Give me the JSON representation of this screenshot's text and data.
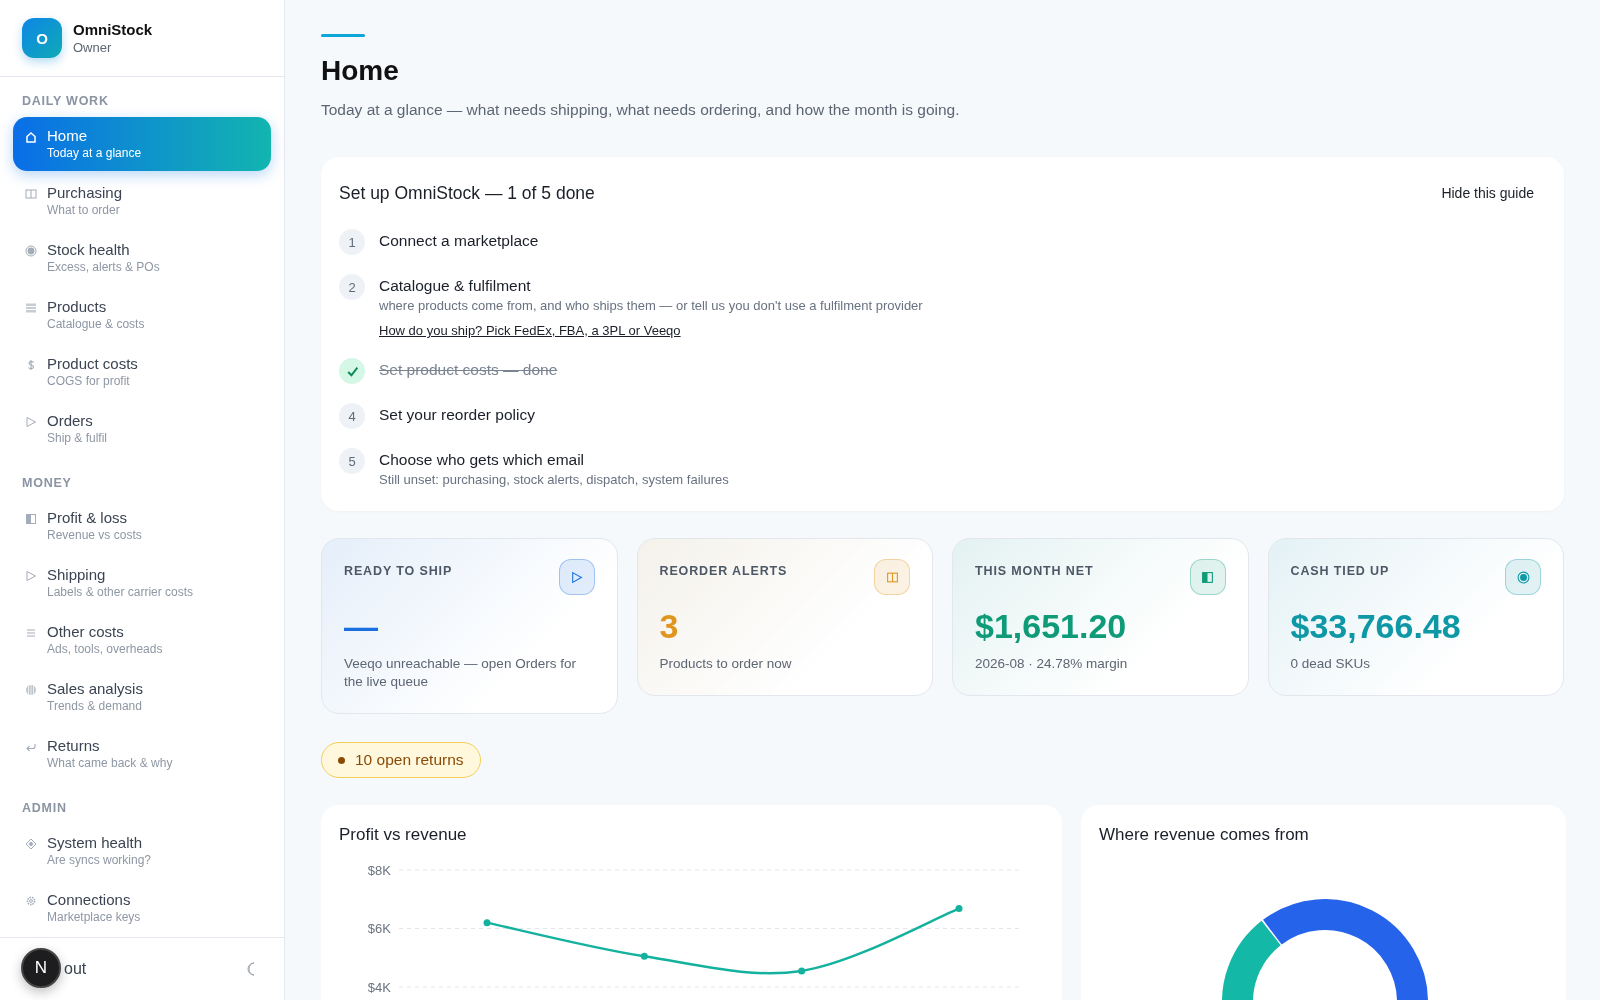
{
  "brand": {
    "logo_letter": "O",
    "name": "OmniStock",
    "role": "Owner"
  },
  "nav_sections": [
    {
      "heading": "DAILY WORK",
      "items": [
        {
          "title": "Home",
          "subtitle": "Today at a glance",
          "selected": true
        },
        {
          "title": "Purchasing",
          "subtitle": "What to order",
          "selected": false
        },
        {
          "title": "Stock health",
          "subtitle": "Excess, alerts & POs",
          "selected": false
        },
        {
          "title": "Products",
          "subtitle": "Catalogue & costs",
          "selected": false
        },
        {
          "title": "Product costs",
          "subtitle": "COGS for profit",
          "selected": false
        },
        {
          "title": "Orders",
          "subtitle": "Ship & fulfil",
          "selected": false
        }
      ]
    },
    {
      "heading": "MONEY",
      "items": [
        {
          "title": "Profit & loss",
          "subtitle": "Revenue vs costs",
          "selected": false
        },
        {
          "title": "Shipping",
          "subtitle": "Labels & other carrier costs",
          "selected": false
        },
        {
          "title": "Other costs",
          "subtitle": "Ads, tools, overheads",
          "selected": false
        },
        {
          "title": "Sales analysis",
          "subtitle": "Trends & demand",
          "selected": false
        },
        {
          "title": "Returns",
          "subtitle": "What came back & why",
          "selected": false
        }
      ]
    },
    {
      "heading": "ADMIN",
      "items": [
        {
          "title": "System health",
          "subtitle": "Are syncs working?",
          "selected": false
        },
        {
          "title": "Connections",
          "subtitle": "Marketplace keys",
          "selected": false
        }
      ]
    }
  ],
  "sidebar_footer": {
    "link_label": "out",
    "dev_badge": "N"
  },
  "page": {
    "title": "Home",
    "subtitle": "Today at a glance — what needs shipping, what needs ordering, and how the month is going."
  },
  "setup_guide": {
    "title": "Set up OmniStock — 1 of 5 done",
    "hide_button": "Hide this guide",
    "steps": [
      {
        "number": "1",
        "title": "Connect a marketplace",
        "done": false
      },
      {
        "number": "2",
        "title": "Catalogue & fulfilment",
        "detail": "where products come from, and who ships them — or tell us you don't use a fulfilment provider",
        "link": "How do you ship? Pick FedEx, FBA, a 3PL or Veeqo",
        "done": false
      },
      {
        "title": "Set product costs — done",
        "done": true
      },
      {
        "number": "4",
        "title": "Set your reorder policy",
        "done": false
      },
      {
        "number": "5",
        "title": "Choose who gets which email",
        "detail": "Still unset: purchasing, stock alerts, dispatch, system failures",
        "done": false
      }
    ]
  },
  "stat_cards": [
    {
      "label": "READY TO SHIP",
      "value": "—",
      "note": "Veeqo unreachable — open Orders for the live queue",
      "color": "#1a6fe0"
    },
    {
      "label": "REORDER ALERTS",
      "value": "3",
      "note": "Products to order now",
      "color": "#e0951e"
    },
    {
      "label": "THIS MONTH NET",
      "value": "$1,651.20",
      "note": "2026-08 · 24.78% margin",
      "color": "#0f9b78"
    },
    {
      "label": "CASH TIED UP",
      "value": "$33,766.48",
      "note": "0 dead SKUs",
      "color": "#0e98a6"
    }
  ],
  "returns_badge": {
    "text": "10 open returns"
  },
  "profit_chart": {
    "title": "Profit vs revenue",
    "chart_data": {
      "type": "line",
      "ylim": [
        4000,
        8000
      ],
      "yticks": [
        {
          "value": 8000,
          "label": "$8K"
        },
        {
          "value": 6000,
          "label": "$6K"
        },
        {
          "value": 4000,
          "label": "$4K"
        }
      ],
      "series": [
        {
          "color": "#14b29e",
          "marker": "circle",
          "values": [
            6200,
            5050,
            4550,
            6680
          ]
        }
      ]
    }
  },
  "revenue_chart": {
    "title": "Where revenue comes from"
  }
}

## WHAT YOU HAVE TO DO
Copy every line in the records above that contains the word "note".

## TASK RESULT
      "note": "Veeqo unreachable — open Orders for the live queue",
      "note": "Products to order now",
      "note": "2026-08 · 24.78% margin",
      "note": "0 dead SKUs",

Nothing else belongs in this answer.